Today, customer experience and gaining deeper customer engagement wins the day for most businesses and as a result, CIOs who wish to retain their status at the boardroom table recognize the need to more deeply understand their customers in order to deliver technology solutions that will support and engender high value engagement. But this does bring with it a tension in the role. Is it really reasonable to expect that the individual who has to ensure that all systems are up and running, secure and fault tolerant can also engage in a dialog with the customer? How is it possible for one person to have this broad a purview?
These are questions that some CIOs who are not yet embracing this role are asking, but most are welcoming the step forward into understanding the external customer as well as they understand the internal customer. To do so effectively, many are partnering with the CMO (Chief Marketing Officer), the head of sales and in some cases the CCO (Chief Customer Officer). “We are trying to get in front of the customer needs rather than reacting to the marketers and sales teams,” explained one CPG CIO. “The reality is that in some cases even the customer isn’t sure where to go next, but by being in the market and having these discussions directly, I can better affect the change that my CMO and CCO peers need.”
The strategic partnership with CCO, CMO and sales isn’t a new topic of discussion, but now more than ever these partnerships are actually happening. As a CMO from a retailer stated, “We’ve been talking about the partnership for a while, but it is now critical. We need to have the CIO in the room with us so we can really integrate the new and old systems to bring a better customer experience.”
In the course of our work at Farland Group, I get the opportunity to have in-depth discussions with hundreds of Global 500 CIOs each year. They don’t argue the need to spend more time with the customer, but they do often ask how others are achieving this goal. Here are three ways that CIOs are developing a deeper connection with their customers:
1. Strategic Account Visits: Many CIOs in B2B businesses are building strategies that give them access to strategic customer accounts. This ranges from partnering with the account team to a more deliberate, repeatable strategy of engagement like a customer advisory board.

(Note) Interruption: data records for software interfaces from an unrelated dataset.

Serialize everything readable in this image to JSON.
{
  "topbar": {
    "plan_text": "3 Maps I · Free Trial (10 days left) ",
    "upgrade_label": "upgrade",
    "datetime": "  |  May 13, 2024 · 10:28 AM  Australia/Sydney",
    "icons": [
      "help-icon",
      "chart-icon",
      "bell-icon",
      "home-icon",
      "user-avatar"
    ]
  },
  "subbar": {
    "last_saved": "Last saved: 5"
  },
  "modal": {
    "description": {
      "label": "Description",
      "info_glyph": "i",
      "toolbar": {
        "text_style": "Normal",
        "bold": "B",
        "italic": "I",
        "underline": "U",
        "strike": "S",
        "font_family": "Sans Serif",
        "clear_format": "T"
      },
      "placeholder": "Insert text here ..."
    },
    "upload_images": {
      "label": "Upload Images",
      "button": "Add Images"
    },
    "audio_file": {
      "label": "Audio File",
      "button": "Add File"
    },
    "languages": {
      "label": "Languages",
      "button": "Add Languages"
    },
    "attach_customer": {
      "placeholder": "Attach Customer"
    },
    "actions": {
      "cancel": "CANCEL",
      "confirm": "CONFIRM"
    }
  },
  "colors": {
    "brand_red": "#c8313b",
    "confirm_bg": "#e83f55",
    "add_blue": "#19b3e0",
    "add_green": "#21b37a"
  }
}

2. Technology-led Co-Creation: The nature of the CIO role puts CIOs squarely in the driver’s seat of leading new engagement models with customers that are enabled by technology. One CIO that we work with partners with the CIOs of their most valued customers to co-create new engagement models and applications.
3. CIO on Loan: Finally, we’ve heard from CIOs who loan out their expertise to clients where they believe that they can partner to create a deeper relationship. For those larger companies that have small and mid-size clients, this can serve as a very valuable asset for select clients and it puts the CIO in a very strong relationship position with customers.
These and other approaches are putting the CIO in more of a leadership role with customers and positioning them as a valued contributor to the overall goal of developing stronger customer relationships for the business.